4. Why did you choose to use an image of a woman’s skirt being lifted? I’d love to hear your thought process around creating the cover a little bit more.

I wanted to depict the harassment that women suffer. How the harassment can be unexpected and come out of nowhere. To show that frozen moment of shock, when a woman is just going about their life at work and something like this happens. I wanted to have the viewer see that moment when they look on a newsstand, and to be shocked themselves. Then be compelled to pick up the magazine and read the story behind the cover. These harassers have spent much of their lives behind a computer, seeing women as objects. I wanted them to be confronted with their stupidity as well.
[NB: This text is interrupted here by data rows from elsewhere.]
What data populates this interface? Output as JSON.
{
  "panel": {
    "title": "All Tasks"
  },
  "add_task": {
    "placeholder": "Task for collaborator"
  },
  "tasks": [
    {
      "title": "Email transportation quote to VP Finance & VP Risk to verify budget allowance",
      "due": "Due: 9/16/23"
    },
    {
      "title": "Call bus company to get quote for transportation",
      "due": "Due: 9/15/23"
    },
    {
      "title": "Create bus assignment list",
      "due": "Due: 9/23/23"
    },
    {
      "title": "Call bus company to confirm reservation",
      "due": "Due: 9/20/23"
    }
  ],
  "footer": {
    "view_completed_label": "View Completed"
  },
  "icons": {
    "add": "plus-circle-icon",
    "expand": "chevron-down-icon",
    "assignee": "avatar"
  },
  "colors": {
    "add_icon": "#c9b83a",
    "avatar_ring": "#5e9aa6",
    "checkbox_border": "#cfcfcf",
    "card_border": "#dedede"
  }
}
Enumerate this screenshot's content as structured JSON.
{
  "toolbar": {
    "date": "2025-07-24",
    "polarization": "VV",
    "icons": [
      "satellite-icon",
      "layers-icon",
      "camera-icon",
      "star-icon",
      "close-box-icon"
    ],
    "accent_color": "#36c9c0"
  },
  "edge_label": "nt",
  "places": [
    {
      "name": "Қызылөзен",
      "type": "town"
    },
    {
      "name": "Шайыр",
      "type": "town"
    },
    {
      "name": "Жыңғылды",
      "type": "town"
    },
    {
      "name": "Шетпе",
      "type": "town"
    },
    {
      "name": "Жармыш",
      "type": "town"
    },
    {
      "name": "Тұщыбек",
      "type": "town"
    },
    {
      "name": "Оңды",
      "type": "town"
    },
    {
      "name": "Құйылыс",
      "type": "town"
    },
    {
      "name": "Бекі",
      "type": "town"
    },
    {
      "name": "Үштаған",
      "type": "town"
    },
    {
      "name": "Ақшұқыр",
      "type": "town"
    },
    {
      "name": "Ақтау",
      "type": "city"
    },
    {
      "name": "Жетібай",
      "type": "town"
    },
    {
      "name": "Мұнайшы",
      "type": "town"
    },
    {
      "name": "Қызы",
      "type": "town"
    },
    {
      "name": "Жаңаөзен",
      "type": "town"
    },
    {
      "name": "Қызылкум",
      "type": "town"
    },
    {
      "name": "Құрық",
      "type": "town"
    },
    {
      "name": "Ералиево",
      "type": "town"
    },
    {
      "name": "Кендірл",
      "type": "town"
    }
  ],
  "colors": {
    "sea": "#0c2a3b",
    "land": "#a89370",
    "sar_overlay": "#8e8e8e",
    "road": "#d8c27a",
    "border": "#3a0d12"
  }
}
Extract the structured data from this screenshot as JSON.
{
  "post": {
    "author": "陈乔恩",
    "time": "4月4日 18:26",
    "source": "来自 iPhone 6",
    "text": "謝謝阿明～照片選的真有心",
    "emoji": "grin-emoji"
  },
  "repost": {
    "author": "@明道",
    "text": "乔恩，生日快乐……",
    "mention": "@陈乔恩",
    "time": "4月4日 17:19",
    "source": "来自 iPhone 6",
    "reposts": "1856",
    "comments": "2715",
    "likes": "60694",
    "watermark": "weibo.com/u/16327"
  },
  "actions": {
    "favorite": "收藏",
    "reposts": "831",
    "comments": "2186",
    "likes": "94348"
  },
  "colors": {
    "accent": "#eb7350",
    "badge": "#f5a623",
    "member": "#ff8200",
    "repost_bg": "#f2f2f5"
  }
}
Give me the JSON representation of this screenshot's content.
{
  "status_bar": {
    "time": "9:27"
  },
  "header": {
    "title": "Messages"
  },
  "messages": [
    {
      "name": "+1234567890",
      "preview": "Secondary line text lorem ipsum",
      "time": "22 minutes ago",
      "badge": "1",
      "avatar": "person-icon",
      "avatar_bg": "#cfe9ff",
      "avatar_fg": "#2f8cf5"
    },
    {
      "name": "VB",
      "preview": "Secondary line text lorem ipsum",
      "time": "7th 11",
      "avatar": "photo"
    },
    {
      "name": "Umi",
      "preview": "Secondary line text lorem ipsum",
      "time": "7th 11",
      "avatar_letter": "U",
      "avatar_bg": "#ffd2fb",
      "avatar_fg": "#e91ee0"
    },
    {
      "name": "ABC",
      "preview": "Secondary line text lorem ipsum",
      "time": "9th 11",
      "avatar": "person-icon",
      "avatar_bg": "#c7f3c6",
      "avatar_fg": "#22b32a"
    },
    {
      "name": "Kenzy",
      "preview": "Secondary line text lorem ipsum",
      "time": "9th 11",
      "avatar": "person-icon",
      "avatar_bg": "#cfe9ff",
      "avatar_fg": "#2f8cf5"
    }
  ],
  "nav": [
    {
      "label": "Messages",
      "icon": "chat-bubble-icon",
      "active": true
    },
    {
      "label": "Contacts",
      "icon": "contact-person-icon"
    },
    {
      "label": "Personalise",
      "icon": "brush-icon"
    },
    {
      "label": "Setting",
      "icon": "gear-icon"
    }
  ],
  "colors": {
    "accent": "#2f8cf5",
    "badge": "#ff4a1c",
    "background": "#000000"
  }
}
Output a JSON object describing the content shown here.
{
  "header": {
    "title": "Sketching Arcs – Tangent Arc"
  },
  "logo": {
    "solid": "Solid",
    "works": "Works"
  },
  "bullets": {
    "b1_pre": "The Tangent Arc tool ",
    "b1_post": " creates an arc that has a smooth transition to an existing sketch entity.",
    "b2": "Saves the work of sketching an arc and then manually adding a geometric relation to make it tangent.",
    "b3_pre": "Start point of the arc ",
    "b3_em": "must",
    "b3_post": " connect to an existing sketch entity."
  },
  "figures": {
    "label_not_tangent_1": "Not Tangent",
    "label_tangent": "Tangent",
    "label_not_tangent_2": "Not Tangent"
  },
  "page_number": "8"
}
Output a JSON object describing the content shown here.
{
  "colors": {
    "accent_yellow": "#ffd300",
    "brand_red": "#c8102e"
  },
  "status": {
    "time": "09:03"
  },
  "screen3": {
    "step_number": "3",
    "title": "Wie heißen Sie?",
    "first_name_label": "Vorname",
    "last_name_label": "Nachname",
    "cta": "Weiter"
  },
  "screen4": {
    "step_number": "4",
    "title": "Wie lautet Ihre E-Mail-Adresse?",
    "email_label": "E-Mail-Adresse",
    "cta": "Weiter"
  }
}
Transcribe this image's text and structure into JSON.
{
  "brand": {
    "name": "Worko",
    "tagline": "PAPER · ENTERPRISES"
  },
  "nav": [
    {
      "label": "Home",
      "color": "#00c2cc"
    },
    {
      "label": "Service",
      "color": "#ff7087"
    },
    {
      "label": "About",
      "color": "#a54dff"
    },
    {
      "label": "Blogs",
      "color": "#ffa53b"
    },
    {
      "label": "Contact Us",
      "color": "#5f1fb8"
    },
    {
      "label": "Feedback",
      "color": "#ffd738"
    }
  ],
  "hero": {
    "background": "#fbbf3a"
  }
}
Hopefully by seeing it there, frozen in time, they could come to terms with what they are doing.

5. When you were creating this cover did you get any direction from Newsweek beyond the content of the article? And this might seem like a silly question but many of our readers might not know the answer – were you able to read the entire article before you worked on your illustration?

Yes, I was given the entire article and read it before starting my sketches. There was no direction on images. I came up with the ideas and the art director, a woman, felt that this one fit best with the point of view of the story.

6. I’m curious what you thought about the actual article written by Nina Burleigh. As a woman who recently raised a seed round for PowerToFly with my female cofounder Milena Berry, I found the stories about women struggling for funding to be beyond sad and discouraging. Luckily we didn’t have the same experience. But considering the article maybe you should have done an image of a woman having to grope a man with one hand and ask for money with the other?

It’s a great article that describes a disgusting pattern of behavior. I have two daughters, ten and five, who love technology and I don’t want them to have to deal with this in their careers in the future. As to your idea for an image, you stick to Tech, I’ll make the pictures, ok? Kidding!

7. After this experience what would you say to your media colleagues in general about their analysis of your work? I saw a TODAY host call the cover “obscene and just despicable, honestly” (and then she mentioned she had never read the piece). Over a year ago, I saw this same host comment on a segment about Miley Cyrus twerking at the VMAs. She offered no opinion except that she didn’t know “what to think.” Yes, I’m alluding to a double standard where we pin up barely legal actresses as sex symbols and then are aghast when someone illustrates sexism.

Television media is hyper and sensationalist for the most part. I can’t take a bunch of talking heads on TODAY seriously. Does anybody? One moment they’re outraged about this supposed sexist image and the next segment is about ’50 Shades of Grey’ followed by a ‘hot new swimsuits’ segment. It’s too ridiculous to even consider. I’ll read articles or comments by people whose opinions I respect, that I’ll do.

8. Does this firestorm mean that print is not dead? Or at least print covers?

This firestorm and the recent events at Charlie Hebdo prove that print has a real place in contemporary society. People still want to hold something real and permanent in their hands. Print will evolve, but it will never die.